Announcing Our Flora & Fauna Photography Show Winners to be Exhibited at Photoville


© Brooke DiDonato
Blending In
11 x 17 inches
Edition of 10
$375 (40% of proceeds to Hempstead Town Animal Shelter)


© Brooke DiDonato
11 x 17 inches
Edition of 10
$375 (40% of proceeds to Hempstead Town Animal Shelter)

Flora & Fauna, presented by the photography website Feature Shoot at Photoville, is a show about plants and animals curated by Feature Shoot’s Instagram followers opening Friday, September 10 at Brooklyn Bridge Park. Over a period of 3 weeks, we sorted through over 9,000 images and posted over 400 images to Instagram, inviting our followers to vote. Our followers cast their votes simply by “liking” the image(s) on Instagram, and the 25 most popular images (from 22 photographers around the world) are presented in this show.

3 Photographers on What It’s Like to Work (and Sell Images) with ImageBrief (Sponsored)


Emily Wilson

“I like working with people who genuinely want me to succeed,” says portrait photographer Emily Wilson—who has worked with such clients as The New York Times, Grey Advertising, and The Globe and Mail—of her decision to join ImageBrief, a platform that directly connects brands, advertising agencies, and other buyers who are looking for specific content with photographers who are perfect for the job.

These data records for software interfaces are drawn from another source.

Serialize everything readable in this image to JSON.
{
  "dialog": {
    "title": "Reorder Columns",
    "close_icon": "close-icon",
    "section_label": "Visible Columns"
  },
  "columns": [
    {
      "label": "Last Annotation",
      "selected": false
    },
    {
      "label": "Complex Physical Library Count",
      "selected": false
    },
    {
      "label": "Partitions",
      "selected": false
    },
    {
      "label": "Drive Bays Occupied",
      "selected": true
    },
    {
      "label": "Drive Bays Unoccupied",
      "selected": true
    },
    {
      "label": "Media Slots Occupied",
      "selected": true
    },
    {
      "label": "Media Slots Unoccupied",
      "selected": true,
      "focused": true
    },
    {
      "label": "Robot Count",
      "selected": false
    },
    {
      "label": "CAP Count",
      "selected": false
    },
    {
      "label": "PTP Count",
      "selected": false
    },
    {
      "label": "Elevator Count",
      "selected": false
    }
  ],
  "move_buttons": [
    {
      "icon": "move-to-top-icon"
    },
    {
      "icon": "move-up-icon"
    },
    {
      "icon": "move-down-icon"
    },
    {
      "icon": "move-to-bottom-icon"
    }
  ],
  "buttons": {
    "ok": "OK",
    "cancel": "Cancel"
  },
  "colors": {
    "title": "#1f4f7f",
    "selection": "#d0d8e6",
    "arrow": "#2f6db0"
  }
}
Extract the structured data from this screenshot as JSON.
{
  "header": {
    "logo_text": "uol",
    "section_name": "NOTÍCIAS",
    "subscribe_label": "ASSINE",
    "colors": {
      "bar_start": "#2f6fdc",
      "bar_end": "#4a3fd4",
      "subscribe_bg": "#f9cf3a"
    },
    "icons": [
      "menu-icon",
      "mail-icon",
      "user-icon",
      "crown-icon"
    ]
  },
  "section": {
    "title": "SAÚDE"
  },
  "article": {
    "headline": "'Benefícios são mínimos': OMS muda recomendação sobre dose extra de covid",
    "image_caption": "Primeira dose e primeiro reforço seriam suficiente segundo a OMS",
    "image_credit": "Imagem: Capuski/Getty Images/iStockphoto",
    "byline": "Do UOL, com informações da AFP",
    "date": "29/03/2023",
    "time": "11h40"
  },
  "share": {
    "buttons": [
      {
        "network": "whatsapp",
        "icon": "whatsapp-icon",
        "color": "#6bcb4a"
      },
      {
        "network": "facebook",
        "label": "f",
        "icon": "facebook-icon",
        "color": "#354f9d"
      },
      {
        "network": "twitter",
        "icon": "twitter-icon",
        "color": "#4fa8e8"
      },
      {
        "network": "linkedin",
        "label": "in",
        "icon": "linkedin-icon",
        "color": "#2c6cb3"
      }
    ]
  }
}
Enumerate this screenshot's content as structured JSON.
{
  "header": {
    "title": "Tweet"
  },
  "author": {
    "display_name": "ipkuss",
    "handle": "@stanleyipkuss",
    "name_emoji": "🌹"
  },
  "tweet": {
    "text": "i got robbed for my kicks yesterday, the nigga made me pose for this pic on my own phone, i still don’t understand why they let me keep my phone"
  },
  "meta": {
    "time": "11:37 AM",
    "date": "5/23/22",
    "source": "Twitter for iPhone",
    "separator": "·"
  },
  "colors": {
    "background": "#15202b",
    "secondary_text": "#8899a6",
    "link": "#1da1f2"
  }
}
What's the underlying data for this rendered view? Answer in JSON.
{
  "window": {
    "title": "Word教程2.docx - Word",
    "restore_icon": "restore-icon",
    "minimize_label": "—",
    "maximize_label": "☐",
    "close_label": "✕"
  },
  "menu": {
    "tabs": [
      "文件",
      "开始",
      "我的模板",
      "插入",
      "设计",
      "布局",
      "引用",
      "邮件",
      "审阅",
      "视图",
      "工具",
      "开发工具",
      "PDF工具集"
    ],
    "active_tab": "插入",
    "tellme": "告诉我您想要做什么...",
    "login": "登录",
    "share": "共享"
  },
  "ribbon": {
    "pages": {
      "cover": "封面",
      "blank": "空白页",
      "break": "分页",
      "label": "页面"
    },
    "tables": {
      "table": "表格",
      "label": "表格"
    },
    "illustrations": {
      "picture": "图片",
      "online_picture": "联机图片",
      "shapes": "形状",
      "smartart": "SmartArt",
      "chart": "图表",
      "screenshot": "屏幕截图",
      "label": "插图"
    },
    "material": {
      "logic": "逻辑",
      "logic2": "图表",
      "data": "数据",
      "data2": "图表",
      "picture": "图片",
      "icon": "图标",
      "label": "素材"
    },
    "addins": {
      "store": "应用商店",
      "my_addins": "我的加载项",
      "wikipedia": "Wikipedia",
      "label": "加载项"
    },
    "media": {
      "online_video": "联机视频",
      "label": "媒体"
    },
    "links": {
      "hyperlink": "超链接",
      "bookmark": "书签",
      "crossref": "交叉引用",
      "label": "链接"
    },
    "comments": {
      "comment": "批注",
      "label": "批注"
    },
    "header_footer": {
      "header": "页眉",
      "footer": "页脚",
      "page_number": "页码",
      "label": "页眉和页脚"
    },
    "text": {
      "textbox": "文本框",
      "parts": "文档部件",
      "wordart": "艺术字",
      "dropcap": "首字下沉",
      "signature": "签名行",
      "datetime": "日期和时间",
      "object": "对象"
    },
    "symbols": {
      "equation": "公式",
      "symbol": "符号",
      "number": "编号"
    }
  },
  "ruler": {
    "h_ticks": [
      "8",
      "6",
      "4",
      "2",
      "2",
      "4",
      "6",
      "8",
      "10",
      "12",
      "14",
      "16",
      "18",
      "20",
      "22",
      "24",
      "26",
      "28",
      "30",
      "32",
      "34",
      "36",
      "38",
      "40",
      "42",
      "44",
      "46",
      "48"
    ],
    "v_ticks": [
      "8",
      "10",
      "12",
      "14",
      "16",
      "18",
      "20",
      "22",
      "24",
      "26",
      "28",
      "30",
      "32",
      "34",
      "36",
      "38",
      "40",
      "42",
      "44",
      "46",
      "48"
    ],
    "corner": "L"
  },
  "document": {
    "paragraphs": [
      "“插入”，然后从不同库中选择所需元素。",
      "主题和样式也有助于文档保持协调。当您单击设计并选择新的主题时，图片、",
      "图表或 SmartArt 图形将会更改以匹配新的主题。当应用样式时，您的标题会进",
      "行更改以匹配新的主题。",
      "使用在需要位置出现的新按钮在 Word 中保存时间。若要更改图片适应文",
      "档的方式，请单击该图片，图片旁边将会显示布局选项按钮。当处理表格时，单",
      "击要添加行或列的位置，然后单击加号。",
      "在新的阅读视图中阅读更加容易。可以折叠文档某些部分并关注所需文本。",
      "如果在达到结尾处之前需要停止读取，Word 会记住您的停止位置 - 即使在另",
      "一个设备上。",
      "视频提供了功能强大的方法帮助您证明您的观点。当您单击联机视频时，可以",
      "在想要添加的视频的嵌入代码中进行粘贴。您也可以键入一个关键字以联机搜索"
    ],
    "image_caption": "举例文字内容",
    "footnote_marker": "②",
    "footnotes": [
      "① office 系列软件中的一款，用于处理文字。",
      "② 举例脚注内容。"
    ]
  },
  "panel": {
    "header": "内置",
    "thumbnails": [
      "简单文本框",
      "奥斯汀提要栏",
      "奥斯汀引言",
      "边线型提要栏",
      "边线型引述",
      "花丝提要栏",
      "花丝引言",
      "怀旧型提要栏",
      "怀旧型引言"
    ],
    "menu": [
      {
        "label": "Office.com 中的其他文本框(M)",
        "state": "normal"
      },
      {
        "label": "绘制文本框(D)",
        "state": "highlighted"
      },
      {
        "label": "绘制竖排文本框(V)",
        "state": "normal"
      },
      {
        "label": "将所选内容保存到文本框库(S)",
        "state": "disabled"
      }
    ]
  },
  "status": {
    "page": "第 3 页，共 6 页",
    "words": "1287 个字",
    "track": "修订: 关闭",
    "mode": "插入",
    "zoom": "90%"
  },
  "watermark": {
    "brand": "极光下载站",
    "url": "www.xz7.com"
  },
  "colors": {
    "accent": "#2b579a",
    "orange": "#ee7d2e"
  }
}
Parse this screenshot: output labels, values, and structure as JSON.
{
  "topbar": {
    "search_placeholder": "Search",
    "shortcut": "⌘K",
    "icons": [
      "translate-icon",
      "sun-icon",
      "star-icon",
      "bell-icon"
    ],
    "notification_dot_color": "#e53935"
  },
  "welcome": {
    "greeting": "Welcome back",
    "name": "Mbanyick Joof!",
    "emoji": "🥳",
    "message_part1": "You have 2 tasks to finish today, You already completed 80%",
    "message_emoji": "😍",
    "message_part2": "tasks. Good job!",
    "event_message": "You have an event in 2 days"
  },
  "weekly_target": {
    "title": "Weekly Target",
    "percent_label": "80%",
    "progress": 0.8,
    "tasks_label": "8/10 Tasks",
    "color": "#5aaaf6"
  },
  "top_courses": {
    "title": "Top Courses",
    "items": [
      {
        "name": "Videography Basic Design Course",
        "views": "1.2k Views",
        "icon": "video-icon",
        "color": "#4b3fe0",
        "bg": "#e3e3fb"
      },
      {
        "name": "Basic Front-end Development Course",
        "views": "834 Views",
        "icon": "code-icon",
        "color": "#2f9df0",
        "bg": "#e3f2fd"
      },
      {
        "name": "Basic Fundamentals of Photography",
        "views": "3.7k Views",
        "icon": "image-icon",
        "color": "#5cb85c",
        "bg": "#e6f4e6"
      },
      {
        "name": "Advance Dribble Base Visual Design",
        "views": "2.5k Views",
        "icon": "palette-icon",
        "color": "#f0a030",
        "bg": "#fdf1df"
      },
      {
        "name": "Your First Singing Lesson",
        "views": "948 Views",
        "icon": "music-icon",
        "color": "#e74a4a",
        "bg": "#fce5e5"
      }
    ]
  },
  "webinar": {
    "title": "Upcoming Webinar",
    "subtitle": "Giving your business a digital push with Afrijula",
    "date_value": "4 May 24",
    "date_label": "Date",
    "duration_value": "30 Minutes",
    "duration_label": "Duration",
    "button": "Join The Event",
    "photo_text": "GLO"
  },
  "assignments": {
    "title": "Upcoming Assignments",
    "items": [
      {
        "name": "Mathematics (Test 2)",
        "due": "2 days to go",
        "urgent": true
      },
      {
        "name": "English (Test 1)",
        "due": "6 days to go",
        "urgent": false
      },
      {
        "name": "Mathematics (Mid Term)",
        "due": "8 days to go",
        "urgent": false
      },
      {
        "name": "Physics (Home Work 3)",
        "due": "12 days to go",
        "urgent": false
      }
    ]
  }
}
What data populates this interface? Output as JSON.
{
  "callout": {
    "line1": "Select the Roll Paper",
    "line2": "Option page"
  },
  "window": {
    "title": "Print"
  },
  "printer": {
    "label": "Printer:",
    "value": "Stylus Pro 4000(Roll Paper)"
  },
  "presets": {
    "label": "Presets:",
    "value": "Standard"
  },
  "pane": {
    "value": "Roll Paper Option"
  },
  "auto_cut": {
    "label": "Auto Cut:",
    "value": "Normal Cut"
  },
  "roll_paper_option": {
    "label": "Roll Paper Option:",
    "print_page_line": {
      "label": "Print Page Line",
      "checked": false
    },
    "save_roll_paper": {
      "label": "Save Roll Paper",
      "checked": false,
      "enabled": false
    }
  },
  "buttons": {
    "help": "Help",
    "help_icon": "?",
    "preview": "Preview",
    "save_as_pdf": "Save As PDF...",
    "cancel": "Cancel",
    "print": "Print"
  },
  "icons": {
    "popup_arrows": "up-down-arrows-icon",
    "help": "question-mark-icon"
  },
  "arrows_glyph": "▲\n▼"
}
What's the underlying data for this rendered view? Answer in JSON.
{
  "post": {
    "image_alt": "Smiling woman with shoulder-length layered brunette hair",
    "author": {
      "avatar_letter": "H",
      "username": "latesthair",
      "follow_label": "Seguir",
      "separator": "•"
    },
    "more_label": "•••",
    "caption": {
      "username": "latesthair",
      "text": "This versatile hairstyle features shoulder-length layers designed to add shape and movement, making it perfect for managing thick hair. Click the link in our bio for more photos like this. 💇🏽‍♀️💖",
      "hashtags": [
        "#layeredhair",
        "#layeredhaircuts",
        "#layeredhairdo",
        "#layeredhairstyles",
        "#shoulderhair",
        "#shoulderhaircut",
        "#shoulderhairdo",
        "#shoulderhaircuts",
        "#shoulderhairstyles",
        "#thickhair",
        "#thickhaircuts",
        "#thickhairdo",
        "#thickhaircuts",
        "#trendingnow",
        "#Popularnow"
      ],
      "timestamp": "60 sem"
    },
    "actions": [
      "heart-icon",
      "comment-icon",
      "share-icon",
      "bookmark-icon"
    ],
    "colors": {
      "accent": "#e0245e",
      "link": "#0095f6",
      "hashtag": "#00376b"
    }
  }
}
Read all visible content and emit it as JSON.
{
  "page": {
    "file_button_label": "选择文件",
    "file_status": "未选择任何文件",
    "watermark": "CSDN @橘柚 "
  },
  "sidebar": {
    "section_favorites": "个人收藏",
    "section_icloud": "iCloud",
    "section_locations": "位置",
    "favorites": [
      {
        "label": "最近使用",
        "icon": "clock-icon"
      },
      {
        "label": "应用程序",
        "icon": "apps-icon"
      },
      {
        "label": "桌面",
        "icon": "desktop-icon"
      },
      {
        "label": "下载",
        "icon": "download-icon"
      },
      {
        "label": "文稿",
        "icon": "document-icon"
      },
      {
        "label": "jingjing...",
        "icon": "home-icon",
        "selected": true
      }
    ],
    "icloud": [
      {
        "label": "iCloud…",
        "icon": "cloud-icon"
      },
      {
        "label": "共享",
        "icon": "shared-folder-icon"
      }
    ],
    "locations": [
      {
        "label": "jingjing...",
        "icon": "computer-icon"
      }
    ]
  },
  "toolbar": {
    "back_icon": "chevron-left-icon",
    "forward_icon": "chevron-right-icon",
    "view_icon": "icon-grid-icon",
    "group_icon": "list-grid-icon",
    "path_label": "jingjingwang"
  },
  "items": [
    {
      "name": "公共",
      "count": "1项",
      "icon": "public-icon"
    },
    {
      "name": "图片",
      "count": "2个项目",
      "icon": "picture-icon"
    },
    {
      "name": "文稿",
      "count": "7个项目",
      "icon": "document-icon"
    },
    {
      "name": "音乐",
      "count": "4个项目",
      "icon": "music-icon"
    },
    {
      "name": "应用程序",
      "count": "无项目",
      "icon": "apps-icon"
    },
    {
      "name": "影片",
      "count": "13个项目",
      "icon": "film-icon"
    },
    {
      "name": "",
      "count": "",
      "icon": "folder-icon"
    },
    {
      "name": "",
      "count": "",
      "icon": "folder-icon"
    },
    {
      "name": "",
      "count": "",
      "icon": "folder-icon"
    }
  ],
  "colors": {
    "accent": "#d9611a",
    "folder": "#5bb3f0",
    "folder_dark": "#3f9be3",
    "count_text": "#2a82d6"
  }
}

Like so many others on ImageBrief, she’s found the support she needs to further build her already impressive network of top clients, including Reebok, whose executives hired her on assignment after seeing some images she’d uploaded to her profile.